The dorsal vagal complex (DVC) is essential to integrating visceral sensory afferents and various other inputs in order to produce appropriate parasympathetic motor outputs via the vagus nerve, which is vital for energy homeostasis. Certain pathologies, such as diabetes, can cause disruption of this circuit. Diabetes mellitus is a metabolic disorder that results in dysfunctional glucose regulation by insulin deficiency (type-1) or resistance (type-2). Hyperglycemia, a condition of diabetes, significantly alters central vagal function and diabetics often experience gastric dysfunction, gastroparesis and other visceral symptomatology. Insulin crosses the blood brain barrier and is transported into the brainstem over twice as rapidly as into whole brain, and neuronal insulin receptors are expressed in the DVC. Neuronal insulin and insulin receptors are required for normal control of glucose homeostasis and the regulation of peripheral energy homeostasis and glucose metabolism. Despite the importance of the DVC and the evidence that insulin action in the brain is critical for homeostasis, very little is known about insulin's action in the brain, specifically the DVC. This proposal will test the effects of insulin on cellular communication within the DVC. The general hypothesis is that insulin is inhibiting neurons in the dorsal motor nucleus (DMV). I predict that this occurs directly and indirectly by acting on glutamatergic neurons of in the nucleus of the solitary tract (NTS) that project to the DMV. Electrophysiological studies will be conducted in brainstem slice preparations from adult mice. Gastric-related neurons of DMV and NTS will be identified by their anatomical connection with the proximal stomach. With whole-cell patch clamp recordings, the effects of insulin will be examined on: 1) input to DMV neurons and 2) glutamatergic neurons of the NTS, identified with RT-PCR, that project to the DMV by "uncaging" glutamate in these neurons and examining paired-pulse responses in the DMV to electric stimulation of the NTS. These results will be coordinated with pharmacological and molecular biological analyses to generate models of insulin action in the vagal complex in mice.

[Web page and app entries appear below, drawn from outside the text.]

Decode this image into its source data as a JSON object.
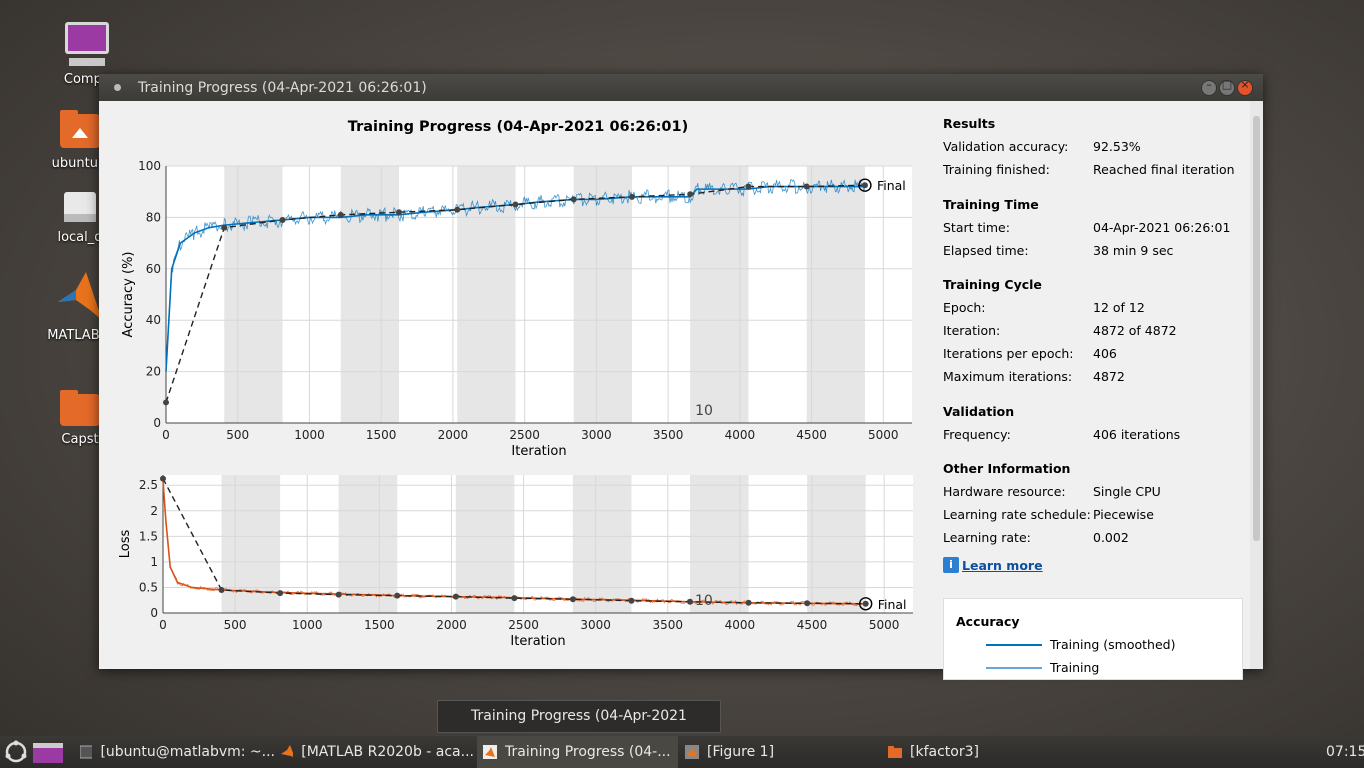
{
  "desktop": {
    "icons": [
      {
        "label": "Compu",
        "icon": "computer-icon"
      },
      {
        "label": "ubuntu's",
        "icon": "home-folder-icon"
      },
      {
        "label": "local_d",
        "icon": "drive-icon"
      },
      {
        "label": "MATLAB R",
        "icon": "matlab-icon"
      },
      {
        "label": "Capst",
        "icon": "folder-icon"
      }
    ]
  },
  "window": {
    "title": "Training Progress (04-Apr-2021 06:26:01)",
    "plot_title": "Training Progress (04-Apr-2021 06:26:01)"
  },
  "chart_data": [
    {
      "type": "line",
      "title": "Training Progress (04-Apr-2021 06:26:01)",
      "xlabel": "Iteration",
      "ylabel": "Accuracy (%)",
      "xlim": [
        0,
        5200
      ],
      "ylim": [
        0,
        100
      ],
      "xticks": [
        "0",
        "500",
        "1000",
        "1500",
        "2000",
        "2500",
        "3000",
        "3500",
        "4000",
        "4500",
        "5000"
      ],
      "yticks": [
        "0",
        "20",
        "40",
        "60",
        "80",
        "100"
      ],
      "epoch_label": "10",
      "final_label": "Final",
      "series": [
        {
          "color": "#0072bd",
          "x": [
            0,
            40,
            100,
            200,
            300,
            406,
            600,
            812,
            1000,
            1218,
            1400,
            1624,
            1800,
            2030,
            2200,
            2436,
            2600,
            2842,
            3000,
            3248,
            3400,
            3654,
            3700,
            3900,
            4060,
            4200,
            4466,
            4700,
            4872
          ],
          "y": [
            20,
            60,
            70,
            74,
            76,
            77,
            78,
            79,
            80,
            80,
            81,
            81,
            82,
            83,
            84,
            85,
            86,
            87,
            87,
            88,
            88,
            88,
            91,
            91,
            91,
            92,
            92,
            92,
            92
          ]
        },
        {
          "color": "#000000",
          "dashed": true,
          "x": [
            0,
            406,
            812,
            1218,
            1624,
            2030,
            2436,
            2842,
            3248,
            3654,
            4060,
            4466,
            4872
          ],
          "y": [
            8,
            76,
            79,
            81,
            82,
            83,
            85,
            87,
            88,
            89,
            92,
            92,
            92.53
          ]
        }
      ]
    },
    {
      "type": "line",
      "xlabel": "Iteration",
      "ylabel": "Loss",
      "xlim": [
        0,
        5200
      ],
      "ylim": [
        0,
        2.7
      ],
      "xticks": [
        "0",
        "500",
        "1000",
        "1500",
        "2000",
        "2500",
        "3000",
        "3500",
        "4000",
        "4500",
        "5000"
      ],
      "yticks": [
        "0",
        "0.5",
        "1",
        "1.5",
        "2",
        "2.5"
      ],
      "epoch_label": "10",
      "final_label": "Final",
      "series": [
        {
          "color": "#d95319",
          "x": [
            0,
            20,
            50,
            100,
            200,
            406,
            812,
            1218,
            1624,
            2030,
            2436,
            2842,
            3248,
            3654,
            4060,
            4466,
            4872
          ],
          "y": [
            2.6,
            1.8,
            0.9,
            0.6,
            0.5,
            0.45,
            0.4,
            0.37,
            0.34,
            0.32,
            0.3,
            0.27,
            0.25,
            0.22,
            0.2,
            0.19,
            0.18
          ]
        },
        {
          "color": "#000000",
          "dashed": true,
          "x": [
            0,
            406,
            812,
            1218,
            1624,
            2030,
            2436,
            2842,
            3248,
            3654,
            4060,
            4466,
            4872
          ],
          "y": [
            2.63,
            0.45,
            0.39,
            0.36,
            0.34,
            0.32,
            0.29,
            0.27,
            0.24,
            0.22,
            0.2,
            0.19,
            0.18
          ]
        }
      ]
    }
  ],
  "panel": {
    "results": {
      "heading": "Results",
      "val_acc_key": "Validation accuracy:",
      "val_acc": "92.53%",
      "finished_key": "Training finished:",
      "finished": "Reached final iteration"
    },
    "time": {
      "heading": "Training Time",
      "start_key": "Start time:",
      "start": "04-Apr-2021 06:26:01",
      "elapsed_key": "Elapsed time:",
      "elapsed": "38 min 9 sec"
    },
    "cycle": {
      "heading": "Training Cycle",
      "epoch_key": "Epoch:",
      "epoch": "12 of 12",
      "iter_key": "Iteration:",
      "iter": "4872 of 4872",
      "ipe_key": "Iterations per epoch:",
      "ipe": "406",
      "max_key": "Maximum iterations:",
      "max": "4872"
    },
    "validation": {
      "heading": "Validation",
      "freq_key": "Frequency:",
      "freq": "406 iterations"
    },
    "other": {
      "heading": "Other Information",
      "hw_key": "Hardware resource:",
      "hw": "Single CPU",
      "lr_sched_key": "Learning rate schedule:",
      "lr_sched": "Piecewise",
      "lr_key": "Learning rate:",
      "lr": "0.002"
    },
    "learn_more": "Learn more",
    "legend": {
      "heading": "Accuracy",
      "smoothed": "Training (smoothed)",
      "raw": "Training"
    }
  },
  "tooltip": "Training Progress (04-Apr-2021 06:26:01)",
  "taskbar": {
    "items": [
      {
        "label": "[ubuntu@matlabvm: ~...",
        "icon": "terminal-icon"
      },
      {
        "label": "[MATLAB R2020b - aca...",
        "icon": "matlab-icon"
      },
      {
        "label": "Training Progress (04-...",
        "icon": "matlab-icon"
      },
      {
        "label": "[Figure 1]",
        "icon": "matlab-icon"
      },
      {
        "label": "[kfactor3]",
        "icon": "folder-icon"
      }
    ],
    "clock": "07:15"
  }
}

This proposal will test the effects of insulin on the dorsal vagal complex, which controls gastric function. Because this region is located in the brainstem, which is adjacent to an incomplete portion of the blood brain barrier, hormones found in the bloodstream, such as insulin, can readily access this part of the brain. Diabetic patients often experience gastric dysfunction;thus the actions of insulin in this brain region are important to our understanding of the physiology of this disease. The results of this study will provide a clearer understanding of how insulin regulates autonomic function, which could lead to new insights in designing treatments for diabetes.
|Blake, Camille B; Smith, Bret N (2014) cAMP-dependent insulin modulation of synaptic inhibition in neurons of the dorsal motor nucleus of the vagus is altered in diabetic mice. Am J Physiol Regul Integr Comp Physiol 307:R711-20|